By Allison Plitt
Jackson Heights photographer Adam Nadel creates stark images of reality that unquestioningly provoke any viewer’s social consciousness. While his subject matter, such as war, disease, poverty and environmentalism, is complicated, his photos give the impression of purity with the faintest hint of a shadow or an inconspicuous setting in the background.
Born in California, Nadel grew up in a small town in Connecticut. He became interested in photography when the principal of his elementary school taught him how to print and develop photos. Although his grandfather was an avid amateur photographer, Nadel considers himself a self-taught photographer.
After graduating from the University of Chicago in 1990 with a degree in anthropology, he decided to try to pursue a career in photography for a decade. At the time, he received editorial assignments from magazines and newspapers all over the globe such as Time magazine, the British newspaper The Sunday Telegraph and the German magazine Stern.
Nadel has devoted the last two decades of his life to visiting war-torn, disease-infested and environmentally endangered parts of the world, assembling a portfolio of work that leaves audiences stunned. Some of the places he has traveled through and photographed include Darfur, Rwanda, Iraq, Vietnam and Bosnia.
Having received a series of accolades that easily convinced him to continue his photography career, Nadel creates photos that rarely go unnoticed. His “Three Weeks with the Palestinian People” was the first-place news picture story in the 2002 Pictures of the Year International competition. His “Sierra Leone Amputee Football Team” won World Press Photo’s first prize for sports feature singles. Nadel was also awarded World Press Photo’s first prize in 2005 for his work on Darfur and he was nominated for a Pulitzer Prize by The New York Times for his images from the war in Iraq.

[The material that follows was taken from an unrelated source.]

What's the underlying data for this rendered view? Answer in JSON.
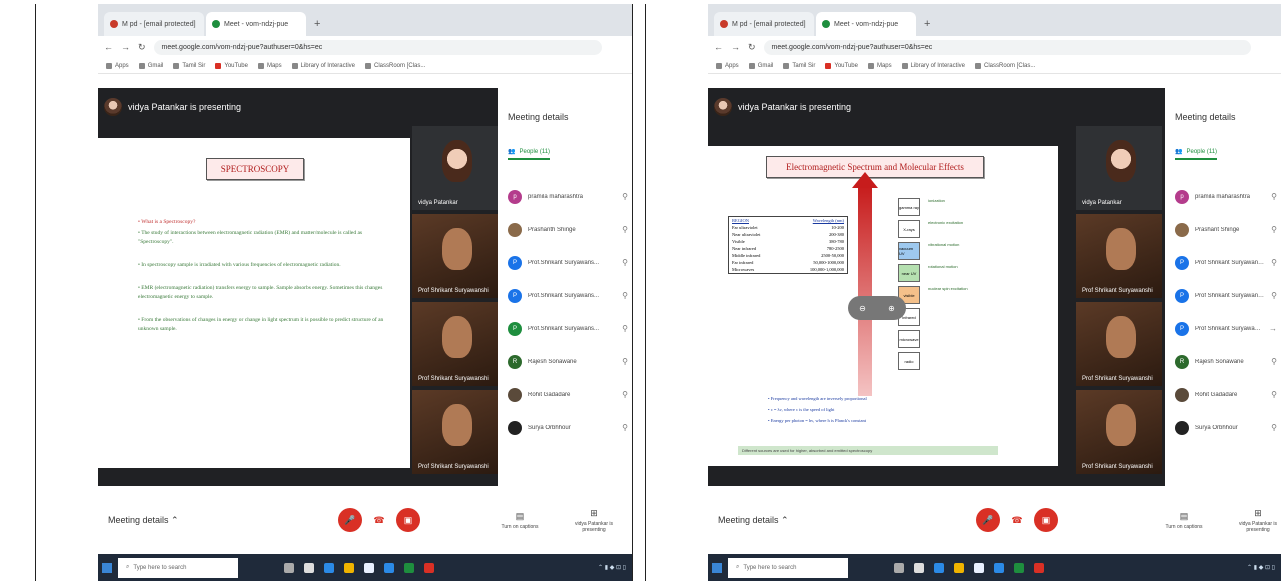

“I spent the last decade photographing in the Middle East. I started thinking a lot about what underlying conditions allow civil unrest to propagate. Economic inequity seems to play a significant role,” Nadel said. “And a lot of that is derivative of poor health infrastructure. Consequently, if you want to generalize, you can associate the high prevalence of disease with unstable societies.”
Due to the increased presence of global online news and the collapse of many newspapers and magazines, Nadel nowadays relies on grants and fellowships to subsidize much of his humanitarian work. In 2010 the Malaria Consortium asked him to create a traveling museum exhibition, leading to 50 of his photos from Nigeria, Uganda, Cambodia and the United States being displayed in an exhibit called “Malaria: Blood, Sweat and Tears.” It opened at the United Nations Headquarters in New York City. Dozens of venues later, the exhibit has been seen by more than 2 million people.
Currently, Nadel is working on what he calls his “vector project.” “A vector-borne disease” is the term used to describe diseases transmitted to people by agents such as mosquitoes and ticks. Using a scanning electron microscope, Nadel is able to photograph many of these insects. While he has museums waiting to display his work, Nadel is trying to negotiate a grant to produce an exhibit of his photos, which he intends to print on 8-foot by 8-foot paper.
“They’re very interesting to look at. An 8-foot bug really catches your attention! Then you can begin to discuss why the insects are interesting not only just to look at but also in terms of global health,” Nadel said. “Vector disease transmission affects everyone from Lyme disease in the United States to dengue fever in much of the Southern Hemisphere. A lot of them are called neglected tropical diseases and they influence our global economies.”
Recently, Nadel received National Science Foundation funding to create an exhibition about the ecological collapse of the Florida Everglades. To shoot the project, he received two other prestigious grants — a Magnum Foundation Emergency Grant and a New York Foundation of the Arts Fellowship.
“The Everglades are dying. No one will disagree with that and no one disagrees with the reason why it’s dying. It’s essentially being denied water. The one catch is, and everyone agrees, that when the Everglades die, it’s going to drastically impact the entire fresh water supply of southern Florida,” Nadel said. “About a third of the state is eventually going to lose much of its fresh water supply. I’m working on how different stakeholders understand and then address the issue of the Everglades’ restoration.”
Nadel hopes his exhibit will have some positive effect on an inevitable environmental tragedy.
For more information about Adam Nadel, you can visit his website at adamnadel.net.